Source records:
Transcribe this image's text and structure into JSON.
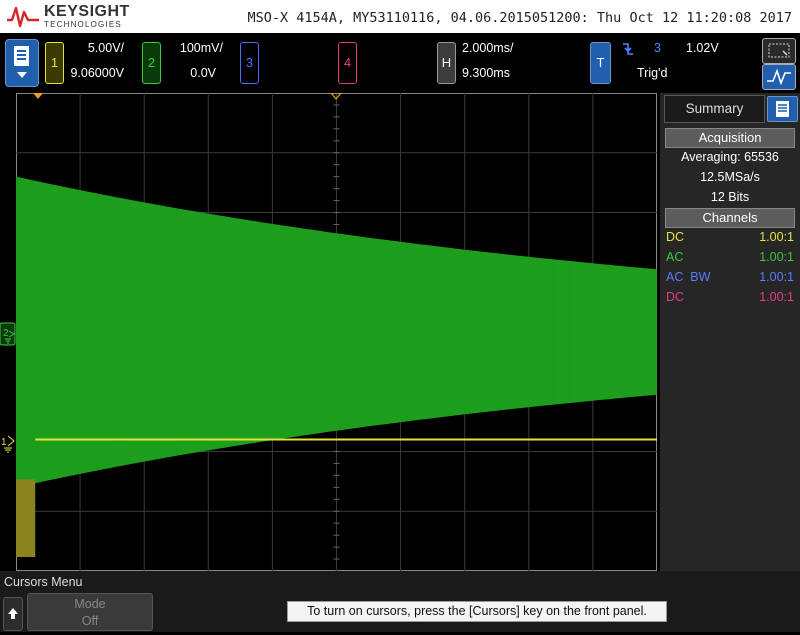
{
  "brand": {
    "name": "KEYSIGHT",
    "subtitle": "TECHNOLOGIES"
  },
  "instrument_info": "MSO-X 4154A, MY53110116, 04.06.2015051200: Thu Oct 12 11:20:08 2017",
  "channels": [
    {
      "number": "1",
      "scale": "5.00V/",
      "offset": "9.06000V",
      "color": "#e6e23c",
      "active": true
    },
    {
      "number": "2",
      "scale": "100mV/",
      "offset": "0.0V",
      "color": "#3cc83c",
      "active": true
    },
    {
      "number": "3",
      "color": "#4a6cff",
      "active": false
    },
    {
      "number": "4",
      "color": "#e23c8c",
      "active": false
    }
  ],
  "horizontal": {
    "label": "H",
    "scale": "2.000ms/",
    "delay": "9.300ms"
  },
  "trigger": {
    "label": "T",
    "slope_icon": "falling-edge-icon",
    "source": "3",
    "level": "1.02V",
    "status": "Trig'd"
  },
  "waveform": {
    "ch2_burst": {
      "shape": "decaying sinusoid envelope",
      "amplitude_start_div": 2.6,
      "amplitude_end_div": 1.05,
      "center_div": 0.0,
      "start_time_div": 0.0,
      "color": "#1ea01e"
    },
    "ch1_level_div": -1.8,
    "ch1_pulse_end_time_div": 0.3
  },
  "summary_panel": {
    "tab_label": "Summary",
    "acquisition_header": "Acquisition",
    "acquisition_lines": [
      "Averaging: 65536",
      "12.5MSa/s",
      "12 Bits"
    ],
    "channels_header": "Channels",
    "channel_rows": [
      {
        "coupling": "DC",
        "ratio": "1.00:1",
        "color": "#e6e23c"
      },
      {
        "coupling": "AC",
        "ratio": "1.00:1",
        "color": "#3cc83c"
      },
      {
        "coupling": "AC  BW",
        "ratio": "1.00:1",
        "color": "#5a7cff"
      },
      {
        "coupling": "DC",
        "ratio": "1.00:1",
        "color": "#e23c8c"
      }
    ]
  },
  "softkeys": {
    "menu_title": "Cursors Menu",
    "mode_label": "Mode",
    "mode_value": "Off",
    "message": "To turn on cursors, press the [Cursors] key on the front panel."
  }
}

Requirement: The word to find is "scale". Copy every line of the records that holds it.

Reply:
      "scale": "5.00V/",
      "scale": "100mV/",
    "scale": "2.000ms/",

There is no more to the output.